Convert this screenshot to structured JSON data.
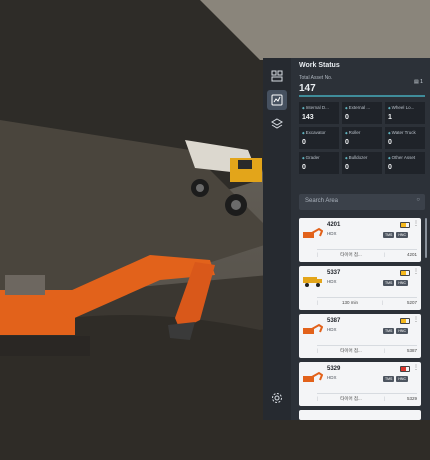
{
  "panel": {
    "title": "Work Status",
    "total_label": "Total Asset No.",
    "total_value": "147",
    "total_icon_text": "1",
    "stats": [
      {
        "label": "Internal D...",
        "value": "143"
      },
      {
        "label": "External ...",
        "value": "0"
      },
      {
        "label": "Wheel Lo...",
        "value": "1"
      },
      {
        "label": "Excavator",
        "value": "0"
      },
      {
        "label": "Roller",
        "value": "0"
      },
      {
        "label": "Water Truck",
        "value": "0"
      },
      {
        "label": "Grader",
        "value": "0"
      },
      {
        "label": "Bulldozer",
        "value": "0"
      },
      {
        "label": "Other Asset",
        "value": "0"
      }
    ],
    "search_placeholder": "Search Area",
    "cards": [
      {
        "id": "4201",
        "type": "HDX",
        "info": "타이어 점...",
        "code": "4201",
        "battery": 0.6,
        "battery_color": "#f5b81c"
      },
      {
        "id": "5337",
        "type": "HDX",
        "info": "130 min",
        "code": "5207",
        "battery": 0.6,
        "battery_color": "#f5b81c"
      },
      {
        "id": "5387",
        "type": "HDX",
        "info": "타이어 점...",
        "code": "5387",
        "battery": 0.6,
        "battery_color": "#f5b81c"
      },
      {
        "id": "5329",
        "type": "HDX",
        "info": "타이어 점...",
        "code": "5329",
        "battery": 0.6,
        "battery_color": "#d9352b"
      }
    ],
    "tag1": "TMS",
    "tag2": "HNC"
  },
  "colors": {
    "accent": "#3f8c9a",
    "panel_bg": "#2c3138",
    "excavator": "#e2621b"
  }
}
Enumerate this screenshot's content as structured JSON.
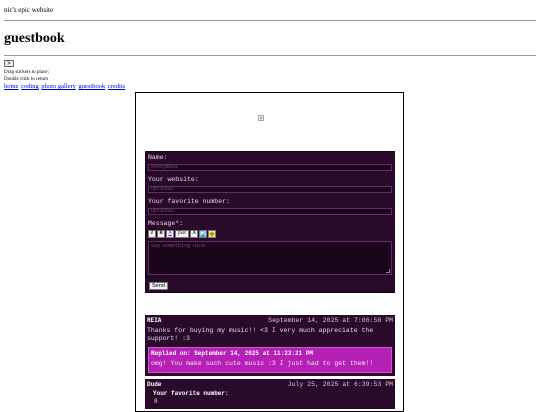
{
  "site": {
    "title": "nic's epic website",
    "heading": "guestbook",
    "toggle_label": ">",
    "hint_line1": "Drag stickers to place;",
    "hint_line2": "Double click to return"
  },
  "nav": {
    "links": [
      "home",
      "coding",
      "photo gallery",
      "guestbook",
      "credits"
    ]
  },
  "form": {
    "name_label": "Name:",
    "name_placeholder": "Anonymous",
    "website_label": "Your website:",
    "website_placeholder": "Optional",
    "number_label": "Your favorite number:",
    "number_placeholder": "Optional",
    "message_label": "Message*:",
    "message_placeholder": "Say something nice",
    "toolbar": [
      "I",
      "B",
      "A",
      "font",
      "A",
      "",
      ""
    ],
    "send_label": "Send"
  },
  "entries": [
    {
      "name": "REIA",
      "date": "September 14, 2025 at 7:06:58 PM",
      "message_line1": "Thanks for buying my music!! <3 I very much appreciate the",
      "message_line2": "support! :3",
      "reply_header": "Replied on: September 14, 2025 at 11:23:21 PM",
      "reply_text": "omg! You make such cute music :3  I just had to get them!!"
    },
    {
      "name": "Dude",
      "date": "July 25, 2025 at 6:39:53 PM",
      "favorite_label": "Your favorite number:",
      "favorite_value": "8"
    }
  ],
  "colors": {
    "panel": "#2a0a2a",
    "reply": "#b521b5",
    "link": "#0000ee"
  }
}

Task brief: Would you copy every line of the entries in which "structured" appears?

Written response:
Convert this screenshot to structured JSON data.
Enumerate this screenshot's content as structured JSON.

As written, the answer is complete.